## EXERCISE PROMPT
When the word "structured" shows up in a line of the data below, copy that whole line.

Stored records
===============

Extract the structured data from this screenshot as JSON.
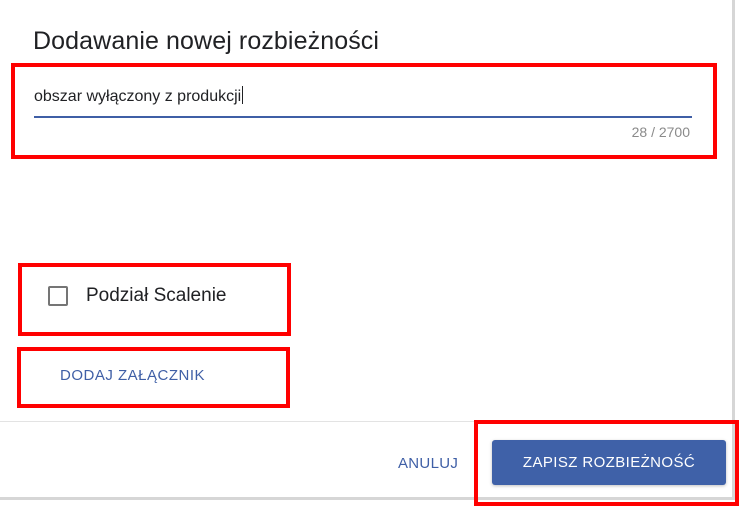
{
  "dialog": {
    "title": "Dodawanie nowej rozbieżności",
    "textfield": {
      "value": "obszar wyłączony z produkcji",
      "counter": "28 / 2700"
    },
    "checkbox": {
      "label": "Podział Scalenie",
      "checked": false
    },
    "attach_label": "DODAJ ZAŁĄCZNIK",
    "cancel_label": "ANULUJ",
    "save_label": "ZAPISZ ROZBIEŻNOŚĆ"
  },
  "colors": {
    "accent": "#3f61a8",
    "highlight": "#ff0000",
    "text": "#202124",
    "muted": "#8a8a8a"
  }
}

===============

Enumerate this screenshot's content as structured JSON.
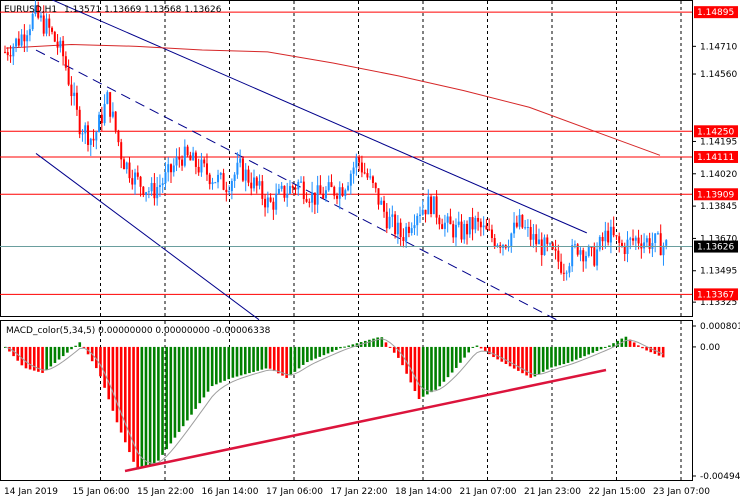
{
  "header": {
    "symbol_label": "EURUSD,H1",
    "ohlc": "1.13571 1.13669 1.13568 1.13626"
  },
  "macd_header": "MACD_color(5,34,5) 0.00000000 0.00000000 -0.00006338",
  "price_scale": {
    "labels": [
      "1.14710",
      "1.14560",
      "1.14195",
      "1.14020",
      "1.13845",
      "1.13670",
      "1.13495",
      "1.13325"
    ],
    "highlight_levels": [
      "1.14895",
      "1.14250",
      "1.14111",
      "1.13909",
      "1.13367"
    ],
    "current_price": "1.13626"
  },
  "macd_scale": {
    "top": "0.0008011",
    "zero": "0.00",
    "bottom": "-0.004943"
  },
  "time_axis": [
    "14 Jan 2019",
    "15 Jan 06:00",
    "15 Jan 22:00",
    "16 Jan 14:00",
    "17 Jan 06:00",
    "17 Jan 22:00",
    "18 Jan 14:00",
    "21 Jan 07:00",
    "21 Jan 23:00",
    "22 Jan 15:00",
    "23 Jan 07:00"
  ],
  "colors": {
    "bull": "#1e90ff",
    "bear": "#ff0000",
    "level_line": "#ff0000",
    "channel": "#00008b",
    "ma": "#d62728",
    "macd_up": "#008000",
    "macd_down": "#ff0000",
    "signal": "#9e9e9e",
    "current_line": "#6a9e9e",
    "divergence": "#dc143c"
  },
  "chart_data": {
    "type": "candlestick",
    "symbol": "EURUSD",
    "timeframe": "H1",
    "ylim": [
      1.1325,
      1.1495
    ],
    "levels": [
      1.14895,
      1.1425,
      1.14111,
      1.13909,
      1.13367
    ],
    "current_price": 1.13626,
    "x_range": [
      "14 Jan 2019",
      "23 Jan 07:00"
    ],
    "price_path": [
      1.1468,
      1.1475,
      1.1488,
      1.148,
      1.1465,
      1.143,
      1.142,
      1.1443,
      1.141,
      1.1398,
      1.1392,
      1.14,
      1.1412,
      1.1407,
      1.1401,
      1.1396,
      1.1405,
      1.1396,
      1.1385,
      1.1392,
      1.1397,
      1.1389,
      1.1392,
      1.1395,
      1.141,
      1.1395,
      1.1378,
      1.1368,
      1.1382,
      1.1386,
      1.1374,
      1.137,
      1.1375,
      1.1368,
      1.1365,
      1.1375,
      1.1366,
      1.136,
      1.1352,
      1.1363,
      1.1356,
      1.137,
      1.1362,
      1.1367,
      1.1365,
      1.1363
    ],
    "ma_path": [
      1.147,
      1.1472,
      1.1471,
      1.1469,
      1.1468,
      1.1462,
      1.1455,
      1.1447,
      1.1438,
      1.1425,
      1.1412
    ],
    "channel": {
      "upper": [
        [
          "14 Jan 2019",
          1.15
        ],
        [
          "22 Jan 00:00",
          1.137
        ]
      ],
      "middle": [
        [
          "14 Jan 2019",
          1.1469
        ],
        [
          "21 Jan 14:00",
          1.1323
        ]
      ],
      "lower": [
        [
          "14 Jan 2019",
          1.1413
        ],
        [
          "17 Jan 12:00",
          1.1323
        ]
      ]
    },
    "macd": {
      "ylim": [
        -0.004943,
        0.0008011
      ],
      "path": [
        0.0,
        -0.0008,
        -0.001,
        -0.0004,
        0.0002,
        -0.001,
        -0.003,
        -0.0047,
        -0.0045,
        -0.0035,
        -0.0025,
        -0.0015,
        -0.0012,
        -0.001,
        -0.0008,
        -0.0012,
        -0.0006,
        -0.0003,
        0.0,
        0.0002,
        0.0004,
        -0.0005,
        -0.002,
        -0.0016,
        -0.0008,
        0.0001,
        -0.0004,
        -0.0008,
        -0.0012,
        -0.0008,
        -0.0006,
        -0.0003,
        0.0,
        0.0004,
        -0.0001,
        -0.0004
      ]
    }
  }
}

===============

## REPLY
Extract the structured data from this screenshot as JSON.
Enumerate this screenshot's content as structured JSON.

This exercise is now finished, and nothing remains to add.